How to write quality content that’s fully SEO’d – Part 1How to write quality content that’s fully SEO’d – Part 1 https://murrimarketing.co.uk/wp-content/uploads/2017/04/shutterstock_189399701-1024x683.jpg 1024 683 Keeley Middlebrook https://secure.gravatar.com/avatar/f9c577ddcf5545512ab1da6632eadc34?s=96&d=mm&r=g
Just like the title denotes, in this and the next few blog posts, I’m going to show you how to get your content onto the search engine, and by ‘search engine’, I am mainly talking about Google, although other search engines will list your content too.
So then, to begin, you’ll need the following tools:
- Either Microsoft Word, Google Docs, iWork – if you’re a Mac user, or another word-processing piece of software
- Google Trends
- Your wits
- A warm beverage. Coffee will suffice
Right, now that we’ve got those four content tools at our disposal, let’s get cracking on with creating our first SEO’d piece of content.
Quality SEO Content
Before we get started, I want to let you in on a secret. There is no magic wand that can turn your content into quality, SEO’d content. The trick is simple. Write what you would read.
There you go, end of the blog post. Have a nice day ?.
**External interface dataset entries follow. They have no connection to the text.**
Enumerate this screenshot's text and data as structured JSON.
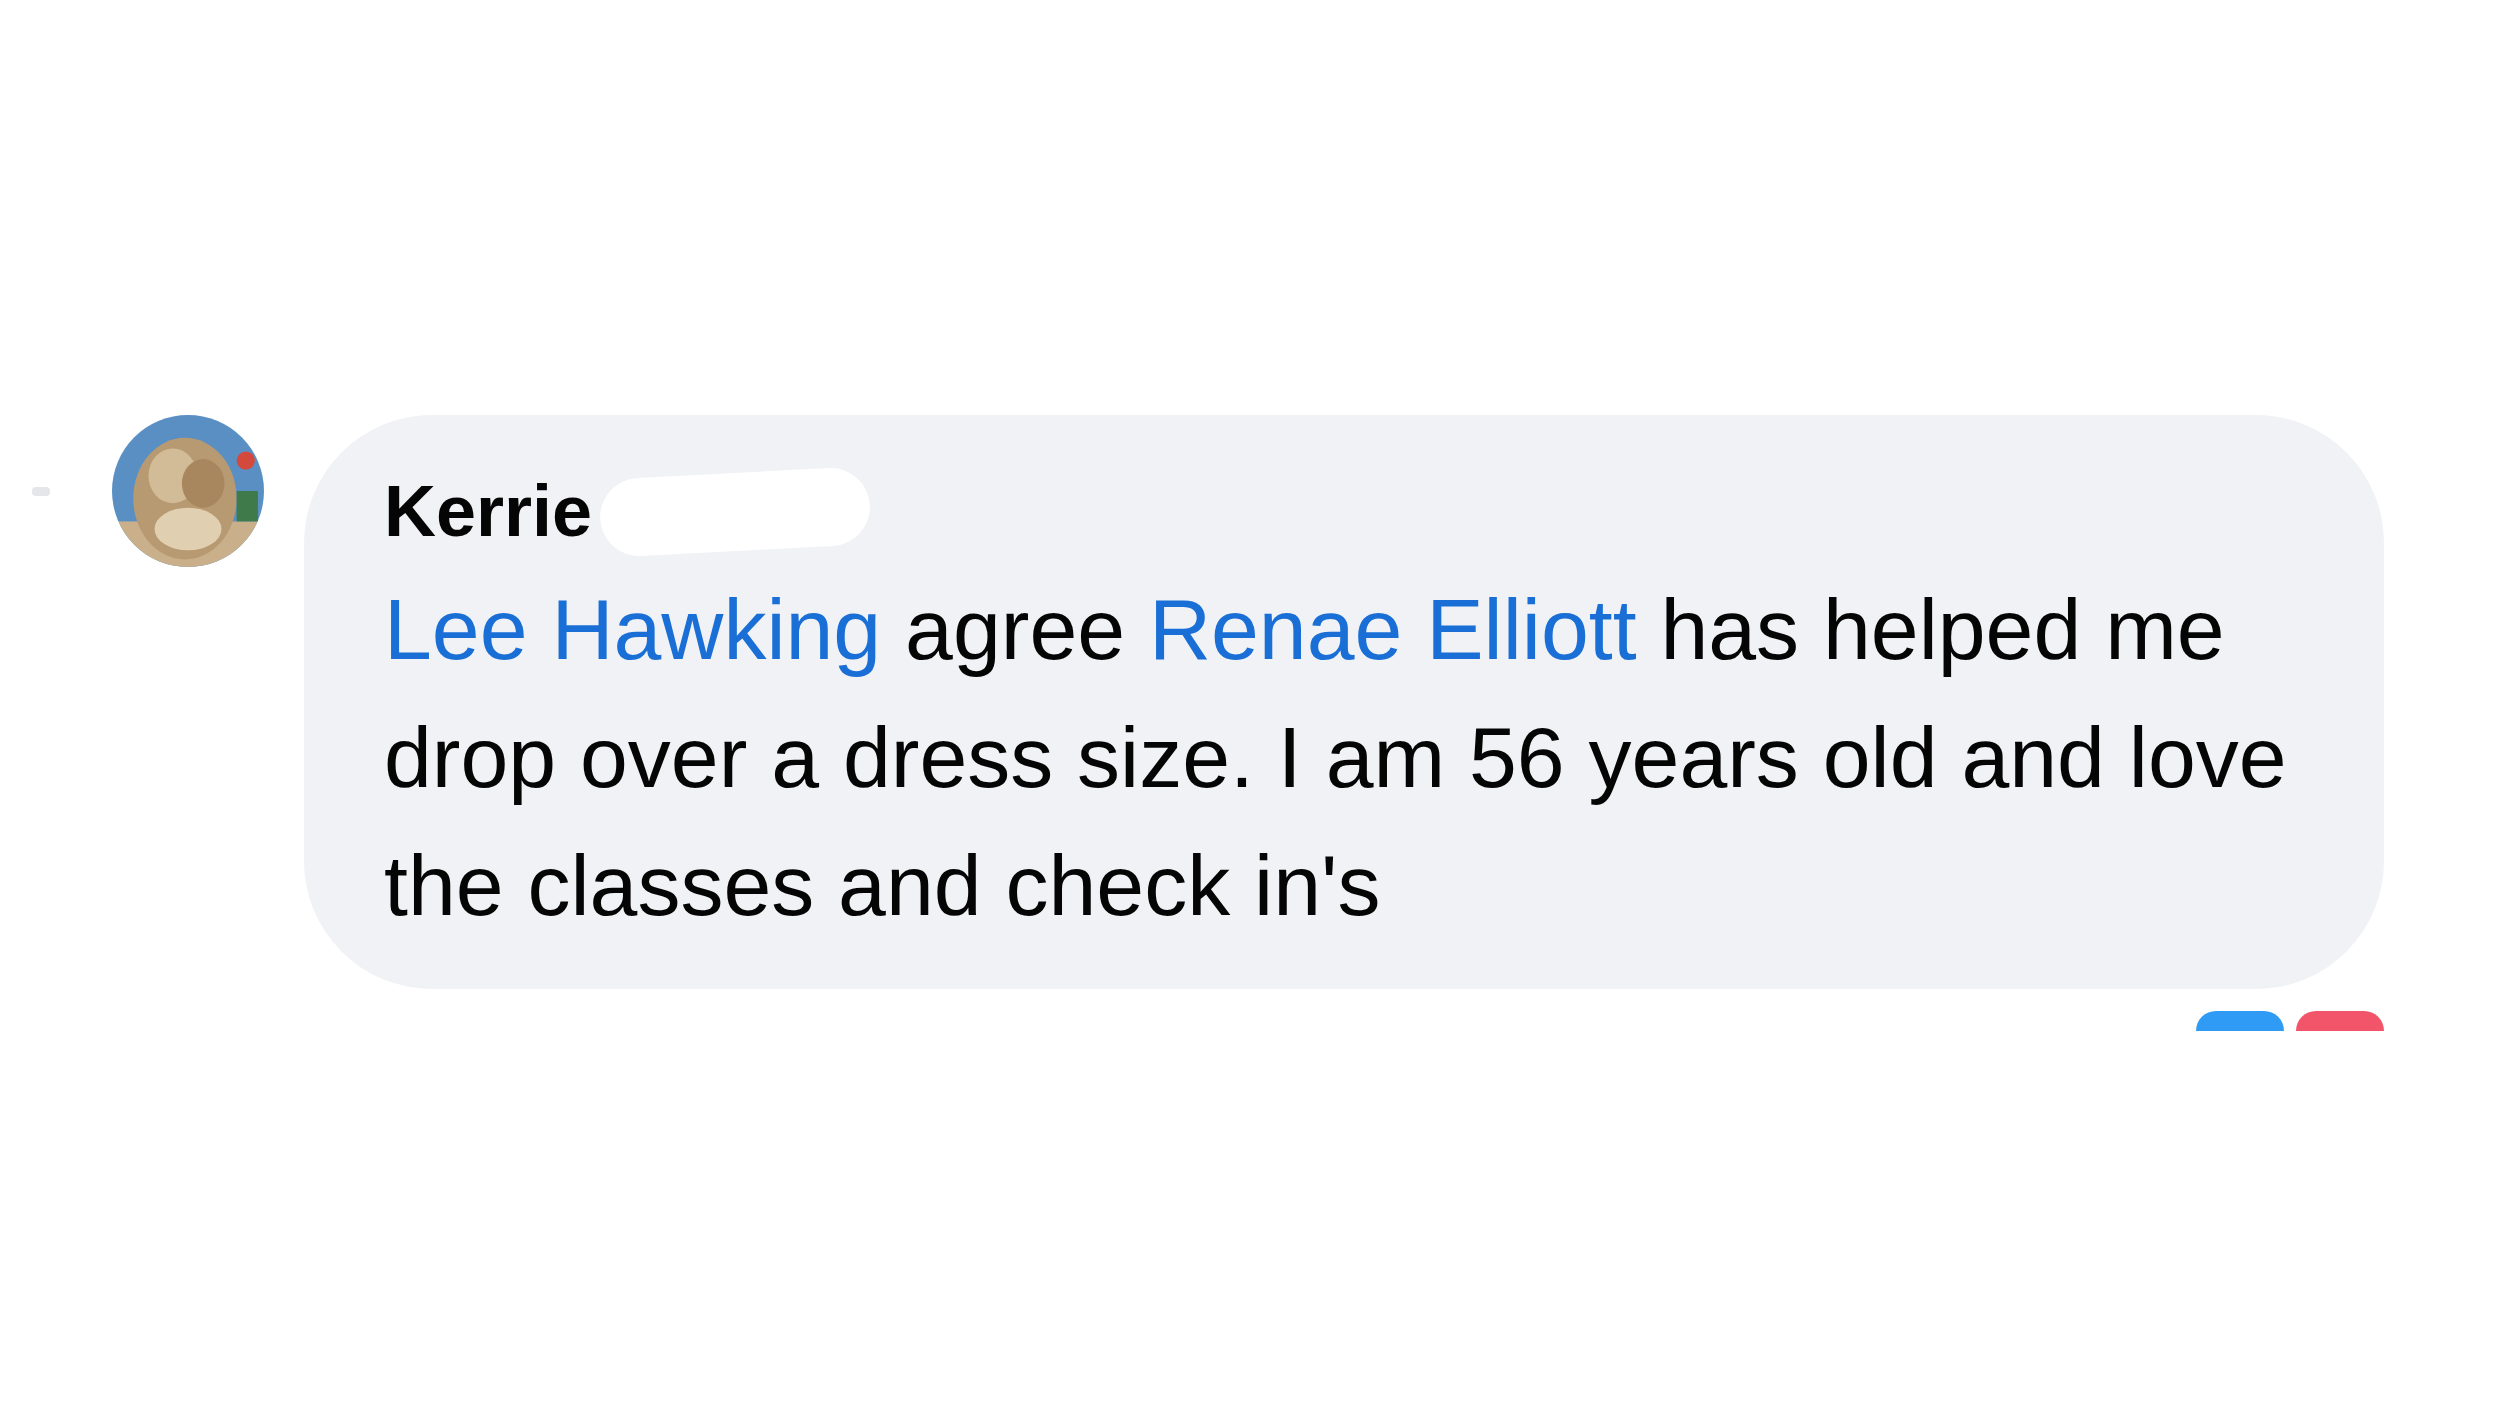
{
  "comment": {
    "author": "Kerrie",
    "body": [
      {
        "kind": "mention",
        "text": "Lee Hawking"
      },
      {
        "kind": "text",
        "text": " agree "
      },
      {
        "kind": "mention",
        "text": "Renae Elliott"
      },
      {
        "kind": "text",
        "text": " has helped me drop over a dress size. I am 56 years old and love the classes and check in's"
      }
    ],
    "reactions": [
      {
        "kind": "like"
      },
      {
        "kind": "love"
      }
    ]
  }
}
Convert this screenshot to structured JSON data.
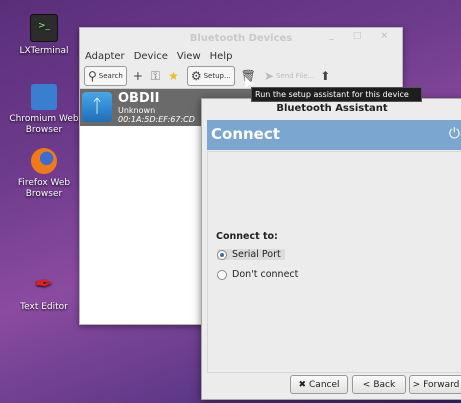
{
  "desktop": {
    "icons": [
      {
        "label": "LXTerminal",
        "icon": "terminal-icon"
      },
      {
        "label": "Chromium Web Browser",
        "icon": "chromium-icon"
      },
      {
        "label": "Firefox Web Browser",
        "icon": "firefox-icon"
      },
      {
        "label": "Text Editor",
        "icon": "text-editor-icon"
      }
    ]
  },
  "bluetooth_window": {
    "title": "Bluetooth Devices",
    "menu": [
      "Adapter",
      "Device",
      "View",
      "Help"
    ],
    "toolbar": {
      "search": "Search",
      "setup": "Setup...",
      "send_file": "Send File..."
    },
    "device": {
      "name": "OBDII",
      "status": "Unknown",
      "address": "00:1A:5D:EF:67:CD"
    }
  },
  "tooltip": "Run the setup assistant for this device",
  "assistant": {
    "title": "Bluetooth Assistant",
    "heading": "Connect",
    "connect_to_label": "Connect to:",
    "options": [
      {
        "label": "Serial Port",
        "selected": true
      },
      {
        "label": "Don't connect",
        "selected": false
      }
    ],
    "buttons": {
      "cancel": "Cancel",
      "back": "Back",
      "forward": "Forward"
    }
  },
  "colors": {
    "header_blue": "#7aa6d0",
    "selected_row": "#6a6a6a"
  }
}
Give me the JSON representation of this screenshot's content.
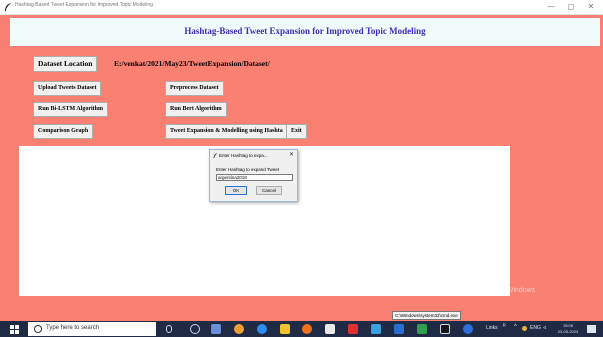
{
  "window": {
    "title": "Hashtag-Based Tweet Expansion for Improved Topic Modeling",
    "controls": {
      "minimize": "—",
      "maximize": "◻",
      "close": "✕"
    }
  },
  "app": {
    "heading": "Hashtag-Based Tweet Expansion for Improved Topic Modeling",
    "dataset_label": "Dataset Location",
    "dataset_path": "E:/venkat/2021/May23/TweetExpansion/Dataset/",
    "buttons": {
      "upload": "Upload Tweets Dataset",
      "preprocess": "Preprocess Dataset",
      "bilstm": "Run Bi-LSTM Algorithm",
      "bert": "Run Bert Algorithm",
      "graph": "Comparison Graph",
      "expansion": "Tweet Expansion & Modelling using Hashta",
      "exit": "Exit"
    }
  },
  "dialog": {
    "title": "Enter Hashtag to expa...",
    "close": "✕",
    "prompt": "Enter Hashtag to expand Tweet",
    "input_value": "argentina2018",
    "ok": "OK",
    "cancel": "Cancel"
  },
  "watermark": "Activate Windows",
  "cmd_tooltip": "C:\\Windows\\system32\\cmd.exe",
  "taskbar": {
    "search_placeholder": "Type here to search",
    "links_label": "Links",
    "tray_text": "ENG",
    "time": "15:05",
    "date": "23-05-2023"
  },
  "colors": {
    "background": "#fa8072",
    "banner": "#f0fbfb",
    "heading": "#3f2bbf",
    "taskbar": "#1f2a44"
  }
}
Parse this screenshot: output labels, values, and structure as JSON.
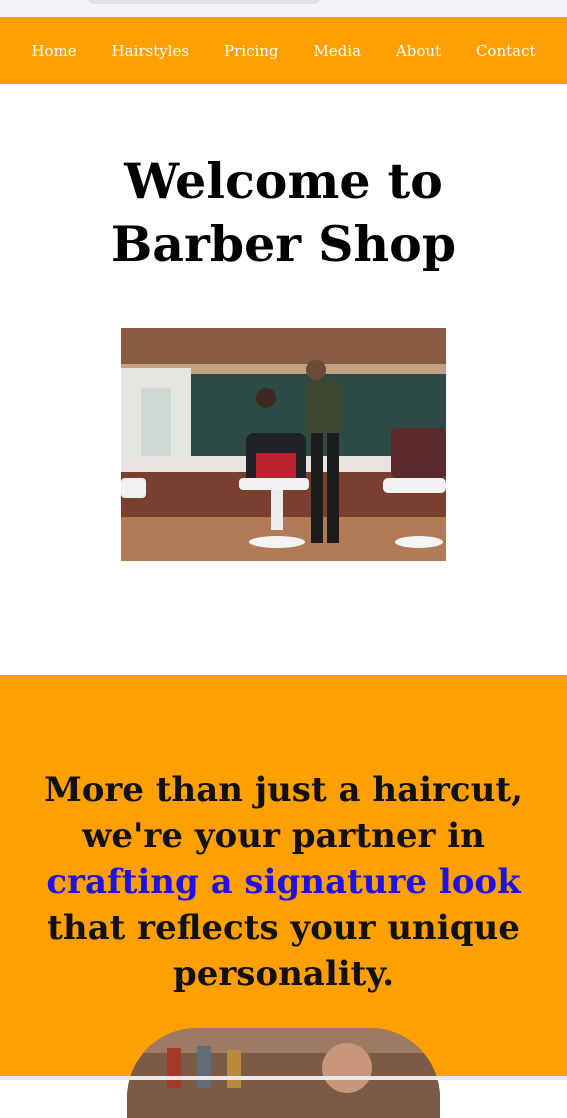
{
  "nav": {
    "items": [
      "Home",
      "Hairstyles",
      "Pricing",
      "Media",
      "About",
      "Contact"
    ]
  },
  "hero": {
    "title_line1": "Welcome to",
    "title_line2": "Barber Shop"
  },
  "tagline": {
    "part1": "More than just a haircut, we're your partner in",
    "highlight": "crafting a signature look",
    "part2": "that reflects your unique personality."
  },
  "colors": {
    "accent": "#ffa000",
    "highlight": "#1e10e6"
  }
}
Oh if only it were that simple. The truth is that I have now given you the best bit of information you’re going to find in this blog post. You see, if you write content that you yourself would read, you’re already 85% of the way there. There is still 15% more you need to do, and we’ll get to that.
Google’s Anti-SEO Stance
Let me tell you about the hummingbirds and the bees. In fact, let me just tell you about Hummingbird, Google’s largest search-related algorithm update. And no, you don’t need to be a geek to understand this next part.
In August 2013, Google started to roll out its new animal-related update, Hummingbird. This update was a game-changer as Google seemed to remove the importance of keywords altogether!
The Four Hummingbird Commandments!
Hummingbird brought four new commandments that all marketers, webmasters and SEOs should adhere to. The first is that we should be making webpages for users, and not for search engines. The second is that we shouldn’t be trying deceive our users. The third is that we should avoid tricks that are intended to improve search engine rankings. And the fourth is that we should be thinking about what makes our website unique, valuable, and/ or engaging. If we can make our websites stand out from the other sites in our respective fields, we’re onto a winner.
Okay, so what did you learn from that? Well before we get to Google Trends, I want us to look at the first of the four commandments.
Make your webpages for your users
Make your webpages for your users – or in other words, write what you would read. For instance, you want to find an article that shows you how to use Google AdWords from scratch and the first item you click on in Google’s search is titled ‘Google AdWords for Beginners’. The page then loads, and unfortunately it looks like every other word is ‘Google AdWords’. This would bore you, and bore you fast.
The beauty is that Google’s Hummingbird search update has slowly but surely eradicated all webpages that spam keywords. Hummingbird now looks at how users interact with your webpage. So if your users are staying on the page for a good few minutes and not bouncing off at an alarming rate, you’re doing well.
But that’s not it. The most important factor is sharing your content. You see, Google couldn’t resist the charm of the social media platforms any longer. So instead of trying to fight them, Google embraced them. If your content is shared, it will be bumped up in the search engine.
In part two, we’re going to look at how you can get your content shared. We’ll then move onto review the other three commandments as well as how Google Trends can really help you find what people are indeed searching for.
See you shortly!